Father Hopko’s #25, my golf swing…and lessons I can’t seem to learn
I am thinking today about a problem I often have with my golf swing. If you have golfed with me, you might being thinking, “Which one???
It’s a fair question.
The answer is…the follow through. I can do everything right through impact, but if there is no follow through, the ball simply does not go where I intend.
Last summer I came across Father Thomas Hopko’s 55 Maxims for Christian Living. It is a list worthy of consideration, and chock full of blog material.
25. Be faithful in little things
In some ways, I am really good at this. I take care of my belongings, put things back in their place, take my grocery cart to the holder. I am polite, say “Please” and “Thank you,” hold doors for people, smile. I am careful to recycle, not litter, waste as little food as possible.
You probably do most of these things too. And they are good things, to be sure.
But there are some things I don’t do well…and most of them are a result of neglecting the follow through. It is a lesson I have been shown dozens of times. And still, I seem not to have learned?
I lose 30 pounds, then stop exercising and making wise food choices…start refinishing a piece of furniture, then get distracted…start cleaning the basement…
Lots of starting. No follow through.
How about you? Do you ever start something and not finish? I am guessing you do.
And while that is annoying, it isn’t always a huge deal. I can always go back and finish a household task. I can start exercising again. I can fix all of that.
What I can’t fix is when I don’t follow through with people. When I am not faithful in little things with people I love.
Have you been there?
We promise to help with a difficult chore, or help with an event at church or school. But we don’t put it on the calendar, or we overextend ourselves and have to cancel. Generally, people understand. We are all busy and often absent-minded.

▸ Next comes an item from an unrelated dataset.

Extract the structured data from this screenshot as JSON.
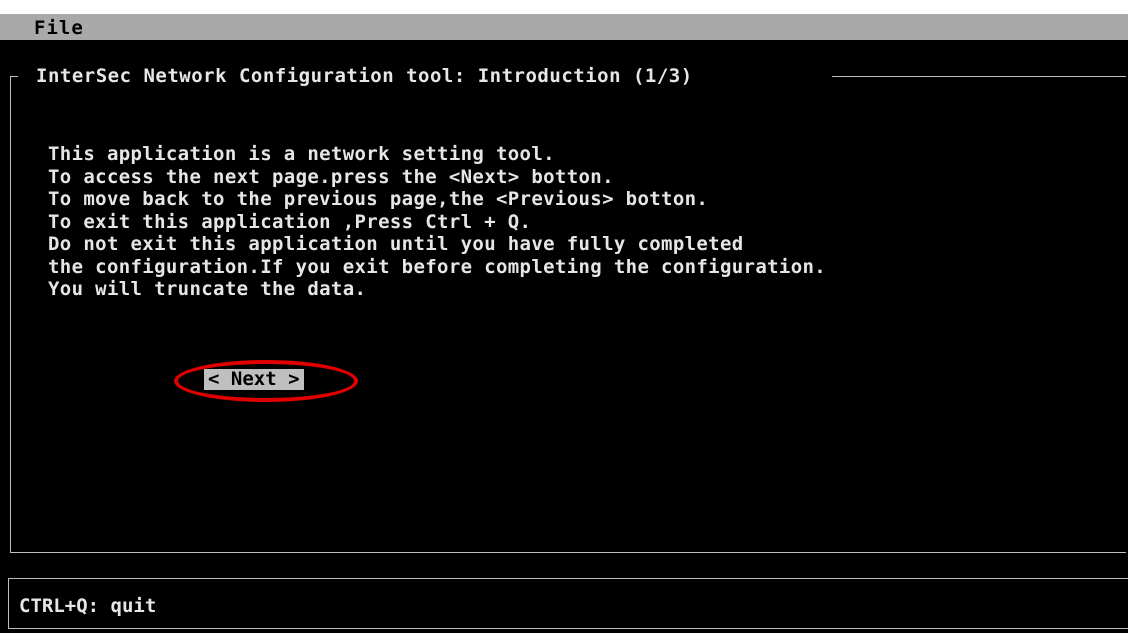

It is far more damaging when we ignore follow through from a relationship stand point.
When we vow to think before speaking, but anger wins once again and the nasty words spill out.
When we promise to set time aside and don’t.
When we know we are doing something that annoys a partner or spouse, promise to make a change, but never do.
We have every intention, don’t we?
My grandmother used to say, “The road to hell is paved with good intentions!” True that.
Intentions are like a check written on a closed bank account. Intentions – and the promise they imply – without follow through are more hurtful than refusal to change. Intentions are the carrot on a stick that is always just out of reach.
Do you get that?
If you are like me, you have to learn the lesson more than once…and it often fails to register until there is great pain all around.
After impact with the golf ball, the club continues through the swing plane, the shoulders open and the upper body should end up facing the target. That is a good follow through. Anything else will push the ball, pull the ball, take away from the distance.
I can learn that.
I can finish painting the furniture, and clear the unnecessary items the basement. No harm done.
But tonight, I will stare at the ceiling, wondering if the hurts caused, the time lost, the trust betrayed by lack of follow through can ever be repaired.
Be faithful in little things.
Do what you say. Choose time with the ones who are most important. Follow through on intentions.
Little things that make up a day, then a month, then a lifetime.
I will say a prayer that you will find resolve to follow through, and renewal with folks you have hurt.
Maybe you will say a similar prayer for me.
We will talk again soon…
Beth Painter is a writer and motivational speaker. You can follow her on Facebook on the “Think Big focus small” page.
Beth is available to speak to your group about how to make your dreams and desires come to life!